Required action >> Please repeat the records beneath this task exactly as they appear, but skip the images.

(Data in this exercise begins)

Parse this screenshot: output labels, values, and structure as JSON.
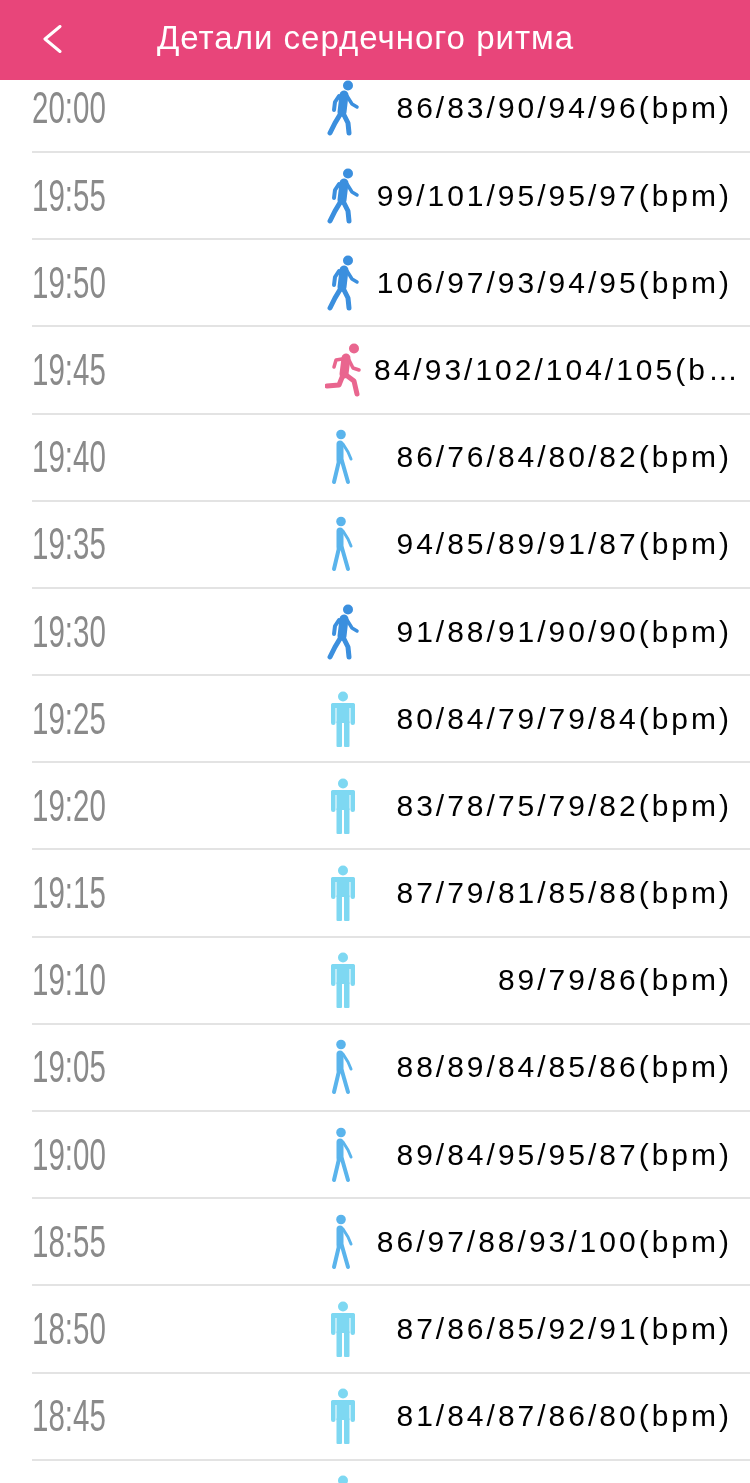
{
  "header": {
    "title": "Детали сердечного ритма"
  },
  "rows": [
    {
      "time": "20:00",
      "kind": "brisk_walk",
      "reading": "86/83/90/94/96(bpm)"
    },
    {
      "time": "19:55",
      "kind": "brisk_walk",
      "reading": "99/101/95/95/97(bpm)"
    },
    {
      "time": "19:50",
      "kind": "brisk_walk",
      "reading": "106/97/93/94/95(bpm)"
    },
    {
      "time": "19:45",
      "kind": "run",
      "reading": "84/93/102/104/105(b…"
    },
    {
      "time": "19:40",
      "kind": "walk",
      "reading": "86/76/84/80/82(bpm)"
    },
    {
      "time": "19:35",
      "kind": "walk",
      "reading": "94/85/89/91/87(bpm)"
    },
    {
      "time": "19:30",
      "kind": "brisk_walk",
      "reading": "91/88/91/90/90(bpm)"
    },
    {
      "time": "19:25",
      "kind": "stand",
      "reading": "80/84/79/79/84(bpm)"
    },
    {
      "time": "19:20",
      "kind": "stand",
      "reading": "83/78/75/79/82(bpm)"
    },
    {
      "time": "19:15",
      "kind": "stand",
      "reading": "87/79/81/85/88(bpm)"
    },
    {
      "time": "19:10",
      "kind": "stand",
      "reading": "89/79/86(bpm)"
    },
    {
      "time": "19:05",
      "kind": "walk",
      "reading": "88/89/84/85/86(bpm)"
    },
    {
      "time": "19:00",
      "kind": "walk",
      "reading": "89/84/95/95/87(bpm)"
    },
    {
      "time": "18:55",
      "kind": "walk",
      "reading": "86/97/88/93/100(bpm)"
    },
    {
      "time": "18:50",
      "kind": "stand",
      "reading": "87/86/85/92/91(bpm)"
    },
    {
      "time": "18:45",
      "kind": "stand",
      "reading": "81/84/87/86/80(bpm)"
    },
    {
      "kind": "stand"
    }
  ]
}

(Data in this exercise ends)

Task response >>
Parse this screenshot: output labels, values, and structure as JSON.
{
  "header": {
    "title": "Детали сердечного ритма"
  },
  "rows": [
    {
      "time": "20:00",
      "kind": "brisk_walk",
      "reading": "86/83/90/94/96(bpm)"
    },
    {
      "time": "19:55",
      "kind": "brisk_walk",
      "reading": "99/101/95/95/97(bpm)"
    },
    {
      "time": "19:50",
      "kind": "brisk_walk",
      "reading": "106/97/93/94/95(bpm)"
    },
    {
      "time": "19:45",
      "kind": "run",
      "reading": "84/93/102/104/105(b…"
    },
    {
      "time": "19:40",
      "kind": "walk",
      "reading": "86/76/84/80/82(bpm)"
    },
    {
      "time": "19:35",
      "kind": "walk",
      "reading": "94/85/89/91/87(bpm)"
    },
    {
      "time": "19:30",
      "kind": "brisk_walk",
      "reading": "91/88/91/90/90(bpm)"
    },
    {
      "time": "19:25",
      "kind": "stand",
      "reading": "80/84/79/79/84(bpm)"
    },
    {
      "time": "19:20",
      "kind": "stand",
      "reading": "83/78/75/79/82(bpm)"
    },
    {
      "time": "19:15",
      "kind": "stand",
      "reading": "87/79/81/85/88(bpm)"
    },
    {
      "time": "19:10",
      "kind": "stand",
      "reading": "89/79/86(bpm)"
    },
    {
      "time": "19:05",
      "kind": "walk",
      "reading": "88/89/84/85/86(bpm)"
    },
    {
      "time": "19:00",
      "kind": "walk",
      "reading": "89/84/95/95/87(bpm)"
    },
    {
      "time": "18:55",
      "kind": "walk",
      "reading": "86/97/88/93/100(bpm)"
    },
    {
      "time": "18:50",
      "kind": "stand",
      "reading": "87/86/85/92/91(bpm)"
    },
    {
      "time": "18:45",
      "kind": "stand",
      "reading": "81/84/87/86/80(bpm)"
    },
    {
      "kind": "stand"
    }
  ]
}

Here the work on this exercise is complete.